A panel formed to suggest the circumstances and occasions under which the national anthem should be played is likely to submit its recommendation to the government soon. The 12-member panel, set up on December 5, 2017, is likely to suggest that multiplexes should not play the national anthem before screening a film, The Indian Express has reported.
Citing sources, the IE report said that playing of the national anthem before the movie will interrupt the screening of the film, adding, that it will lead to disorder and confusion instead of adding to the dignity of the anthem. The panel was given six months time to come up with statutory requirements on playing the national anthem in cinema halls and public places.
Further, the inter-ministerial committee is likely to suggest that the national anthem should be played before and after the President’s address to the nation on All India Radio, at the occasion of Governor/ Lieutenant Governor’s arrival for formal state functions, at the time when national flag is brought out on parade, during the presentation of regimental colours, and during morning assembly in schools.

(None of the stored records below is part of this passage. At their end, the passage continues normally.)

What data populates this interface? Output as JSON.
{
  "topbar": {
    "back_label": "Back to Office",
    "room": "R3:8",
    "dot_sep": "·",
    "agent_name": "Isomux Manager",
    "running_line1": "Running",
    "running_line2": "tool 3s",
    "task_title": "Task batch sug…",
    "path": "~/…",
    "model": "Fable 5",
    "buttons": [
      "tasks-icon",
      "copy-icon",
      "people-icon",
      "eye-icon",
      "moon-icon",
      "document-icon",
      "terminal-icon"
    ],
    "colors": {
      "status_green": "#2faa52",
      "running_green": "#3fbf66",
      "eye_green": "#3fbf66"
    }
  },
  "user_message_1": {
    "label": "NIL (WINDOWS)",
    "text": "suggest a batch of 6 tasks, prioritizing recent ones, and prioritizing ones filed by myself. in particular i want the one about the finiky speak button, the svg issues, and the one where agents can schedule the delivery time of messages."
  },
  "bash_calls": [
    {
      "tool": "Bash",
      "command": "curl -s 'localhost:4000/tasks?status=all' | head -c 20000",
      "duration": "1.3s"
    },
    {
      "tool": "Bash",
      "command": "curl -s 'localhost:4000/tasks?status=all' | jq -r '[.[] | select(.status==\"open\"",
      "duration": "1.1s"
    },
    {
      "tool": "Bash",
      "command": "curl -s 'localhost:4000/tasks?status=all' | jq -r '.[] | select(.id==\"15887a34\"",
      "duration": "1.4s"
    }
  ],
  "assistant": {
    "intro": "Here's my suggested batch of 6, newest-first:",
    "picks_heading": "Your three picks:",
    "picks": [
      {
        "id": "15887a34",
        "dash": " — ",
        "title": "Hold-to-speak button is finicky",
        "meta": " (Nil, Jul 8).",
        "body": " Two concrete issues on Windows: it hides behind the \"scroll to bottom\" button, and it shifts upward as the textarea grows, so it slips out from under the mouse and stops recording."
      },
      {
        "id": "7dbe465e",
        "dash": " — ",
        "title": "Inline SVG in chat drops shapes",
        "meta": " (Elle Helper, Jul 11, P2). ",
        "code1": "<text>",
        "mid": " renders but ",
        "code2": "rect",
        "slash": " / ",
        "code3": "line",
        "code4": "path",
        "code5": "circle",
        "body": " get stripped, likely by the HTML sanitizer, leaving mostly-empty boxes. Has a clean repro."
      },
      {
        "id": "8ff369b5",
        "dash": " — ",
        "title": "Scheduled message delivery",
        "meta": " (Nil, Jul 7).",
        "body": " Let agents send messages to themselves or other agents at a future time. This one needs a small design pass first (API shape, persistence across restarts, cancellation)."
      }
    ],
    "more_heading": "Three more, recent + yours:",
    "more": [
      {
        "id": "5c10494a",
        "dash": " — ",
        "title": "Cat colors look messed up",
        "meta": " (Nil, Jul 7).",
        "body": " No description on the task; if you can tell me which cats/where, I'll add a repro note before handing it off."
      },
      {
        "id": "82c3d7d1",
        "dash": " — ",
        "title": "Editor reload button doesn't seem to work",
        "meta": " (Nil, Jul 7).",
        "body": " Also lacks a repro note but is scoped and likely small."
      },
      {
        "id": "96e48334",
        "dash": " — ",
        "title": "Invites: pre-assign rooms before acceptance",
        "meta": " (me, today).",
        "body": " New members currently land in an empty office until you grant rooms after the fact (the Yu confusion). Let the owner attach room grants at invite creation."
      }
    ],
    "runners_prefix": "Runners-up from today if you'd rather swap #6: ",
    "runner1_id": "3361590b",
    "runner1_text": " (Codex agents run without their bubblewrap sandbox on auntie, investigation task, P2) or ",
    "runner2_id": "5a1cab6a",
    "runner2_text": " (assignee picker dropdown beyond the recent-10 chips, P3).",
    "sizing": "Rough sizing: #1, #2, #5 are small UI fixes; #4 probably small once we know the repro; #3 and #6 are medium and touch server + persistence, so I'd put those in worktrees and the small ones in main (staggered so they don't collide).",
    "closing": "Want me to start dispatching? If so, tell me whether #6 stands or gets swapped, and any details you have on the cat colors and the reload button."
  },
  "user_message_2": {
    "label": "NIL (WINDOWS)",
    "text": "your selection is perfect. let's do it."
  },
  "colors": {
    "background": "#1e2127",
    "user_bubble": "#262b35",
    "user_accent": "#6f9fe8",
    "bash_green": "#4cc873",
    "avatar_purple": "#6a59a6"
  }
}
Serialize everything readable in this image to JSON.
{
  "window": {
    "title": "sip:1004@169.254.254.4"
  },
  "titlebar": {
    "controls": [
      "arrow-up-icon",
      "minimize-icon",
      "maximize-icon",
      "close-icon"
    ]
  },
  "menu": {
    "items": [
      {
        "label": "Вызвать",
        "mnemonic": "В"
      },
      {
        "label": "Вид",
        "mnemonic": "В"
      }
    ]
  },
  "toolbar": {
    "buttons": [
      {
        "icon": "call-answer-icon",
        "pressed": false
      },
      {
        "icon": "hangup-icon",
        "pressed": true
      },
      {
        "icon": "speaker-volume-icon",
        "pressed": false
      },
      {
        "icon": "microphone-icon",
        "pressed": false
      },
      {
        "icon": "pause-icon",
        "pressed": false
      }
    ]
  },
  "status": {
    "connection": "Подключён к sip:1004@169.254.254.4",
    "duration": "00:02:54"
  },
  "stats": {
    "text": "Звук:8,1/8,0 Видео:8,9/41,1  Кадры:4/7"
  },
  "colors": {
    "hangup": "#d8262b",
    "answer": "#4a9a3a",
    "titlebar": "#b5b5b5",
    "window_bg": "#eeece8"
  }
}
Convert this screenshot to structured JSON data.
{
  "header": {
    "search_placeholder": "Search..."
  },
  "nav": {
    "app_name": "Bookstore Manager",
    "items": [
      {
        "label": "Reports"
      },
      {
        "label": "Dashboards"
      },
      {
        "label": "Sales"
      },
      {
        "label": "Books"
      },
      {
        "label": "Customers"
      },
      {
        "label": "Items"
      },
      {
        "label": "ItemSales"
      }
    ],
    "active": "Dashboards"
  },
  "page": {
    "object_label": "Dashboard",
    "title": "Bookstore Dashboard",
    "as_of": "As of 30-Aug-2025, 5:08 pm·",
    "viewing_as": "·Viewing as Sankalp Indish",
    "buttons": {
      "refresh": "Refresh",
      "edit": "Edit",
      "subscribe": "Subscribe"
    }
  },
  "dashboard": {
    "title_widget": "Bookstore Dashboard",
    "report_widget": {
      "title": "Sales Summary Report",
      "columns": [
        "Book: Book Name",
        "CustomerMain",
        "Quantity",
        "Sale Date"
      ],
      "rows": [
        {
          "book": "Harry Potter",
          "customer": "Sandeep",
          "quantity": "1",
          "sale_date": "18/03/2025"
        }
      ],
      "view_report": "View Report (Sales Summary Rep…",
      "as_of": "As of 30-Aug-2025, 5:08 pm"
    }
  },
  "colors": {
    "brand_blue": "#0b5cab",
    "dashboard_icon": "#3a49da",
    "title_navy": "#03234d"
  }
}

In another big recommendation, the question of whether or not the national anthem should be sung while unfurling the national flag has been suggested to be left to the ‘good sense of the people.’
The 12 member panel is headed by Ministry of Home Affairs Special Secretary Brij Raj Sharma. The other members in the committee consist of joint secretary-level officers appointed by the External Affairs, Women and Child Development, Ministries of Defence, Culture, Parliamentary Affairs, HRD, Law, Minority Affairs, Information and Broadcasting and the Department of Empowerment of Persons with Disabilities.
The other members in the committee are mostly joint secretary-level officers nominated by the Ministries of Defence, External Affairs, Women and Child Development, HRD, Culture, Parliamentary Affairs, Law, Minority Affairs, Information and Broadcasting and the Department of Empowerment of Persons with Disabilities.
The Committee was set up by the Centre last year after Supreme Court ruled in October that people “cannot be forced to carry patriotism on their sleeves”. The court had said that if a person does not stand up for the national anthem, it can’t be said that he or she is “less patriotic”.